** Supplied records follows **
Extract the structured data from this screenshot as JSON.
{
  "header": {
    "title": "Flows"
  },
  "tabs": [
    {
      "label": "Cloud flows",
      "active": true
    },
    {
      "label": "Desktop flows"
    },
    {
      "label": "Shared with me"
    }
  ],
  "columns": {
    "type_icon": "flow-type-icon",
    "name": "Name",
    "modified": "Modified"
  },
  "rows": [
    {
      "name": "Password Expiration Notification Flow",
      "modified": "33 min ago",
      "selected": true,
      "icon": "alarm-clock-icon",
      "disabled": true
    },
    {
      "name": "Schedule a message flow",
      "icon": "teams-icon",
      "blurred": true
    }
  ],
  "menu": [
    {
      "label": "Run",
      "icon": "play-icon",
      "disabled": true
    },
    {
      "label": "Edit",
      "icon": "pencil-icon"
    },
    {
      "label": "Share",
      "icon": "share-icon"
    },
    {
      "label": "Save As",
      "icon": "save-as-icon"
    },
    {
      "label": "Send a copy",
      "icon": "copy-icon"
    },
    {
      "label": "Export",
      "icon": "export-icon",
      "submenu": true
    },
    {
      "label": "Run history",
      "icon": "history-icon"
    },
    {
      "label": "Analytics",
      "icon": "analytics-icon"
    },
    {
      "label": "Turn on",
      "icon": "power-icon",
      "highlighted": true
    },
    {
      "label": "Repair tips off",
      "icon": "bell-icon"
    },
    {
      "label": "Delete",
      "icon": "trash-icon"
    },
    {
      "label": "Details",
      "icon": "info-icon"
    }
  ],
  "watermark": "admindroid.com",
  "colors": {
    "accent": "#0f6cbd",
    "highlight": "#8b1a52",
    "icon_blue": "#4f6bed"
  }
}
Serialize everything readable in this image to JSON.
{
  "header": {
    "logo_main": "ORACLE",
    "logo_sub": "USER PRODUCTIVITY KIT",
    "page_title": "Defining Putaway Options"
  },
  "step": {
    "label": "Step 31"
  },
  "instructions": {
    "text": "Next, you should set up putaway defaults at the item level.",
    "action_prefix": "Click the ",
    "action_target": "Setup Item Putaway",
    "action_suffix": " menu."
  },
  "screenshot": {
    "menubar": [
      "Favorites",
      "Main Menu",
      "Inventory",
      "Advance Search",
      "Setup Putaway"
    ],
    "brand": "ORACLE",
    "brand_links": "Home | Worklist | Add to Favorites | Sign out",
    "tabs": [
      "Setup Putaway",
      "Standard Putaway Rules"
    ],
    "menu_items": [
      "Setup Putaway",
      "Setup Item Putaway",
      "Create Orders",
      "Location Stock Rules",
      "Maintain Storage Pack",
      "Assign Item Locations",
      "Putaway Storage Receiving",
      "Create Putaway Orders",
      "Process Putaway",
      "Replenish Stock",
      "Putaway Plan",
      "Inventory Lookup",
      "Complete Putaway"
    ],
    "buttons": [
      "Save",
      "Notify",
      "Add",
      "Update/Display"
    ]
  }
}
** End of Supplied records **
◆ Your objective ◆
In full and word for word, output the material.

◆ Completed task ◆
Extract the structured data from this screenshot as JSON.
{
  "header": {
    "title": "Flows"
  },
  "tabs": [
    {
      "label": "Cloud flows",
      "active": true
    },
    {
      "label": "Desktop flows"
    },
    {
      "label": "Shared with me"
    }
  ],
  "columns": {
    "type_icon": "flow-type-icon",
    "name": "Name",
    "modified": "Modified"
  },
  "rows": [
    {
      "name": "Password Expiration Notification Flow",
      "modified": "33 min ago",
      "selected": true,
      "icon": "alarm-clock-icon",
      "disabled": true
    },
    {
      "name": "Schedule a message flow",
      "icon": "teams-icon",
      "blurred": true
    }
  ],
  "menu": [
    {
      "label": "Run",
      "icon": "play-icon",
      "disabled": true
    },
    {
      "label": "Edit",
      "icon": "pencil-icon"
    },
    {
      "label": "Share",
      "icon": "share-icon"
    },
    {
      "label": "Save As",
      "icon": "save-as-icon"
    },
    {
      "label": "Send a copy",
      "icon": "copy-icon"
    },
    {
      "label": "Export",
      "icon": "export-icon",
      "submenu": true
    },
    {
      "label": "Run history",
      "icon": "history-icon"
    },
    {
      "label": "Analytics",
      "icon": "analytics-icon"
    },
    {
      "label": "Turn on",
      "icon": "power-icon",
      "highlighted": true
    },
    {
      "label": "Repair tips off",
      "icon": "bell-icon"
    },
    {
      "label": "Delete",
      "icon": "trash-icon"
    },
    {
      "label": "Details",
      "icon": "info-icon"
    }
  ],
  "watermark": "admindroid.com",
  "colors": {
    "accent": "#0f6cbd",
    "highlight": "#8b1a52",
    "icon_blue": "#4f6bed"
  }
}
Serialize everything readable in this image to JSON.
{
  "header": {
    "logo_main": "ORACLE",
    "logo_sub": "USER PRODUCTIVITY KIT",
    "page_title": "Defining Putaway Options"
  },
  "step": {
    "label": "Step 31"
  },
  "instructions": {
    "text": "Next, you should set up putaway defaults at the item level.",
    "action_prefix": "Click the ",
    "action_target": "Setup Item Putaway",
    "action_suffix": " menu."
  },
  "screenshot": {
    "menubar": [
      "Favorites",
      "Main Menu",
      "Inventory",
      "Advance Search",
      "Setup Putaway"
    ],
    "brand": "ORACLE",
    "brand_links": "Home | Worklist | Add to Favorites | Sign out",
    "tabs": [
      "Setup Putaway",
      "Standard Putaway Rules"
    ],
    "menu_items": [
      "Setup Putaway",
      "Setup Item Putaway",
      "Create Orders",
      "Location Stock Rules",
      "Maintain Storage Pack",
      "Assign Item Locations",
      "Putaway Storage Receiving",
      "Create Putaway Orders",
      "Process Putaway",
      "Replenish Stock",
      "Putaway Plan",
      "Inventory Lookup",
      "Complete Putaway"
    ],
    "buttons": [
      "Save",
      "Notify",
      "Add",
      "Update/Display"
    ]
  }
}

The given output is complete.